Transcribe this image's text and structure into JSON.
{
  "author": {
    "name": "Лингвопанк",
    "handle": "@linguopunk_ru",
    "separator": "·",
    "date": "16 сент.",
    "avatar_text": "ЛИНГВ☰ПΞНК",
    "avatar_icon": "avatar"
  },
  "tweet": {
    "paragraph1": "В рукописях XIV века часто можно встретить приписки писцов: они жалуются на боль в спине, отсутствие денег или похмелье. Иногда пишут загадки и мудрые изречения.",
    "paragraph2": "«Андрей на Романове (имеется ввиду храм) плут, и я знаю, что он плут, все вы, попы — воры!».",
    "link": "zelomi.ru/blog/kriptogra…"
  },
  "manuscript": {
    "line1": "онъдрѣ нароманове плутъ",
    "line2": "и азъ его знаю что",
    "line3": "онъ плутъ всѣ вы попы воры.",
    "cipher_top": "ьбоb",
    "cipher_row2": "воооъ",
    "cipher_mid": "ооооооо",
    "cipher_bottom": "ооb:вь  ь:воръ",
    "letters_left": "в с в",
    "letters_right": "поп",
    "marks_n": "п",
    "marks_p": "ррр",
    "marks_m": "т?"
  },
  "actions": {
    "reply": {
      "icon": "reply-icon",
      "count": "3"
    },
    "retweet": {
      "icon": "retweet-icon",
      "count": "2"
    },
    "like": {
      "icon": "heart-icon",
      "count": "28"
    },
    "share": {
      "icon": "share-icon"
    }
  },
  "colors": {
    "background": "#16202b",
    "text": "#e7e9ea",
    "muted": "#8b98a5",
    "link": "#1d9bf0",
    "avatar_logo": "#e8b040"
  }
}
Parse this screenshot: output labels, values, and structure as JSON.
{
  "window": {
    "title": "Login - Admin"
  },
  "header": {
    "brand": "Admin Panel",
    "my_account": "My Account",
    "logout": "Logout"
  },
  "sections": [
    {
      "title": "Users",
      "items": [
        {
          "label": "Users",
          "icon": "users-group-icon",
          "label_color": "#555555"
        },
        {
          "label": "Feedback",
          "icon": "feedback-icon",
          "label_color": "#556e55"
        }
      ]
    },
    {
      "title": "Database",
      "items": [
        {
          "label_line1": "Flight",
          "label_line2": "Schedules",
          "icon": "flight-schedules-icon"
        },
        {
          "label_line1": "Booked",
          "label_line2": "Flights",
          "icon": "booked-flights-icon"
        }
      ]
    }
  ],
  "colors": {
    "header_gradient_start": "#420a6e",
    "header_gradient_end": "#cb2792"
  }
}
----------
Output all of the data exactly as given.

Transcribe this image's text and structure into JSON.
{
  "author": {
    "name": "Лингвопанк",
    "handle": "@linguopunk_ru",
    "separator": "·",
    "date": "16 сент.",
    "avatar_text": "ЛИНГВ☰ПΞНК",
    "avatar_icon": "avatar"
  },
  "tweet": {
    "paragraph1": "В рукописях XIV века часто можно встретить приписки писцов: они жалуются на боль в спине, отсутствие денег или похмелье. Иногда пишут загадки и мудрые изречения.",
    "paragraph2": "«Андрей на Романове (имеется ввиду храм) плут, и я знаю, что он плут, все вы, попы — воры!».",
    "link": "zelomi.ru/blog/kriptogra…"
  },
  "manuscript": {
    "line1": "онъдрѣ нароманове плутъ",
    "line2": "и азъ его знаю что",
    "line3": "онъ плутъ всѣ вы попы воры.",
    "cipher_top": "ьбоb",
    "cipher_row2": "воооъ",
    "cipher_mid": "ооооооо",
    "cipher_bottom": "ооb:вь  ь:воръ",
    "letters_left": "в с в",
    "letters_right": "поп",
    "marks_n": "п",
    "marks_p": "ррр",
    "marks_m": "т?"
  },
  "actions": {
    "reply": {
      "icon": "reply-icon",
      "count": "3"
    },
    "retweet": {
      "icon": "retweet-icon",
      "count": "2"
    },
    "like": {
      "icon": "heart-icon",
      "count": "28"
    },
    "share": {
      "icon": "share-icon"
    }
  },
  "colors": {
    "background": "#16202b",
    "text": "#e7e9ea",
    "muted": "#8b98a5",
    "link": "#1d9bf0",
    "avatar_logo": "#e8b040"
  }
}
Parse this screenshot: output labels, values, and structure as JSON.
{
  "window": {
    "title": "Login - Admin"
  },
  "header": {
    "brand": "Admin Panel",
    "my_account": "My Account",
    "logout": "Logout"
  },
  "sections": [
    {
      "title": "Users",
      "items": [
        {
          "label": "Users",
          "icon": "users-group-icon",
          "label_color": "#555555"
        },
        {
          "label": "Feedback",
          "icon": "feedback-icon",
          "label_color": "#556e55"
        }
      ]
    },
    {
      "title": "Database",
      "items": [
        {
          "label_line1": "Flight",
          "label_line2": "Schedules",
          "icon": "flight-schedules-icon"
        },
        {
          "label_line1": "Booked",
          "label_line2": "Flights",
          "icon": "booked-flights-icon"
        }
      ]
    }
  ],
  "colors": {
    "header_gradient_start": "#420a6e",
    "header_gradient_end": "#cb2792"
  }
}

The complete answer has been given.